I would recommend this book to a reader who loves reading mystery books. The person who doesn't like mystery books, I would still recommend it to them because after they read it they would love reading mystery books. My thoughts about the protagonist were that they really wanted to solve the mystery about the woodshed. They wanted to know what was wrong with it. They were not afraid to go down and look. I really loved this book because it had mysteries in it and I love reading mystery books.
One of the best Boxcar Children books Apr 16, 2006
Have read the first eight Boxcar Children books and think this is one of the three best with the other two being The Yellow House Mystery and The Blue Bay Mystery. This book could stand alone although an important character is from The Mystery Ranch book and might be more fun to read after reading that book. This is also the only book of the first eight to have a dedication. The Boxcar Children books are all good reading and can't think of a good reason not to read them in order. With the Box sets 1-4 and 5-8, four books are available for the price of two and a half. I read these books in order and there are references in the books to events and characters in previous books but not enough that the books could not be read out of order or as stand alone books. Gertrude Chandler Warner wrote the Boxcar Children books over a period of many years from the 1940's to the 1970's. She must have enjoyed writing them and that spirit comes through in her books.
One of my all-time favourite Boxcar Children adventures Sep 28, 2002
Like "Mike's Mystery", this is a mystery with a solid foundation and never once drags.
I first read it when I was about eight and learnt several things I didn't know before. I learned what ammunition meant. It also was my first introduction to any information about the Revolutionary War.
The story takes place primarily on a farm in New England that dates back to the 1700's. Grandfather and Aunt Jane grew up there, and he buys it back for her to live in. But everyone seems to think something is wrong with the house, and the children set out to find out what it is and clear the air of all secrets. And they are pretty sure the woodshed holds an important clue.
Read this book to your children - I am sure they will like it.
the Boxcar Children #7 Mar 1, 2002

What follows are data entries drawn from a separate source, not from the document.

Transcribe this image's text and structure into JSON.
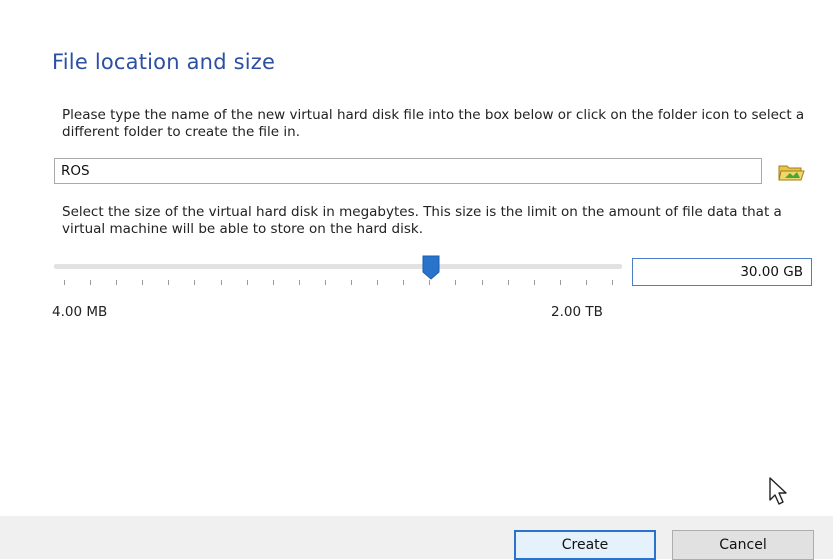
{
  "page": {
    "title": "File location and size",
    "description_file": "Please type the name of the new virtual hard disk file into the box below or click on the folder icon to select a different folder to create the file in.",
    "description_size": "Select the size of the virtual hard disk in megabytes. This size is the limit on the amount of file data that a virtual machine will be able to store on the hard disk."
  },
  "file": {
    "name_value": "ROS",
    "folder_icon": "folder-icon"
  },
  "size": {
    "value_text": "30.00 GB",
    "min_label": "4.00 MB",
    "max_label": "2.00 TB",
    "slider_fraction": 0.67,
    "tick_count": 22
  },
  "buttons": {
    "create_label": "Create",
    "cancel_label": "Cancel"
  },
  "colors": {
    "accent": "#2b4fa3",
    "thumb": "#2a73cc"
  }
}
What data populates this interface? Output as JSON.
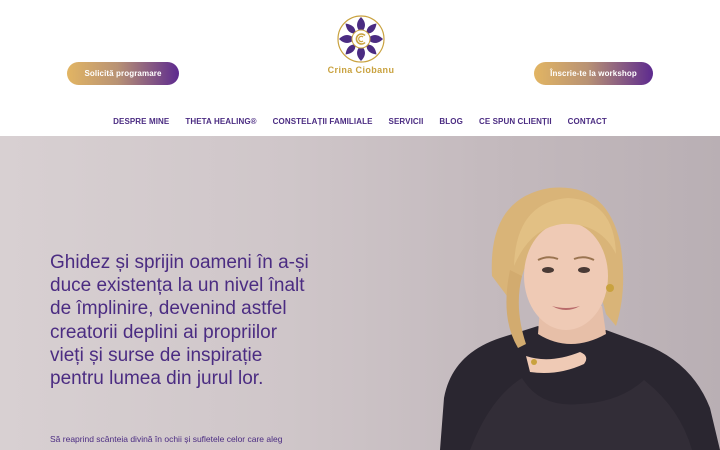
{
  "brand": {
    "name": "Crina Ciobanu",
    "colors": {
      "purple": "#4b2c82",
      "gold": "#c9a23f"
    }
  },
  "header": {
    "left_button": "Solicită programare",
    "right_button": "Înscrie-te la workshop"
  },
  "nav": {
    "items": [
      "DESPRE MINE",
      "THETA HEALING®",
      "CONSTELAȚII FAMILIALE",
      "SERVICII",
      "BLOG",
      "CE SPUN CLIENȚII",
      "CONTACT"
    ]
  },
  "hero": {
    "headline": "Ghidez și sprijin oameni în a-și duce existența la un nivel înalt de împlinire, devenind astfel creatorii deplini ai propriilor vieți și surse de inspirație pentru lumea din jurul lor.",
    "subtext": "Să reaprind scânteia divină în ochii și sufletele celor care aleg"
  }
}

Would you think that you would find a trap door in the potato pit in your aunt's basement or in the wood shed in her back yard? Well, the Boxcar Children didn't, but they found the trap doors, they had things from the Revolutionary War! They found strange letters about what was going on in the house during the Revolutionary War! Find out what mysterious things they find!

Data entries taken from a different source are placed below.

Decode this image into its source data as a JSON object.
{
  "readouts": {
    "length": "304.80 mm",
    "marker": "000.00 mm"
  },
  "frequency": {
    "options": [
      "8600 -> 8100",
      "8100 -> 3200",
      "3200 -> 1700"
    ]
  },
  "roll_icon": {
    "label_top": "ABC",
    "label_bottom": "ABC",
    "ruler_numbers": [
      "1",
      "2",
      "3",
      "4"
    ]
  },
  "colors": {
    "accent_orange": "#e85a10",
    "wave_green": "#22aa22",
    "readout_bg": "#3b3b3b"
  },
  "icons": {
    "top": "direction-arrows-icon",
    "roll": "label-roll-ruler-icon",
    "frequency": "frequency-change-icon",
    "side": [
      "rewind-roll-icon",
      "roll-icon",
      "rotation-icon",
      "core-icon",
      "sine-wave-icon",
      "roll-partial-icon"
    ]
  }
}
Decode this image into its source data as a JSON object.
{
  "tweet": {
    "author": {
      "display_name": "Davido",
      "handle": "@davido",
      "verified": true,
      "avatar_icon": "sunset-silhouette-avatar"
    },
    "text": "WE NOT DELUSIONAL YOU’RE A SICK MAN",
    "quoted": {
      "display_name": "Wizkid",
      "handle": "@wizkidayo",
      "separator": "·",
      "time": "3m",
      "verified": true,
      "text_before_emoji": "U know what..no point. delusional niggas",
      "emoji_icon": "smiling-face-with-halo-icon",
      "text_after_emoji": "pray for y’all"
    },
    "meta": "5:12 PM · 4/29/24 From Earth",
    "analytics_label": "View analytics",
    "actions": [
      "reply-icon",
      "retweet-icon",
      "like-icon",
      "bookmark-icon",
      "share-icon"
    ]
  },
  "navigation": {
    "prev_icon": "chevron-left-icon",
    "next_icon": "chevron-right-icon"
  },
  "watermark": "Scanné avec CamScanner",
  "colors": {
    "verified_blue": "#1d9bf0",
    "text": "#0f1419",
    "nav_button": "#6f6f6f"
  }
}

I think this book is so good because you never know what will happen next, like when the children find the trap door in the woodshed and then they find the trap door in the potato pit! The moral of this story is never play with some thing that isn't yours.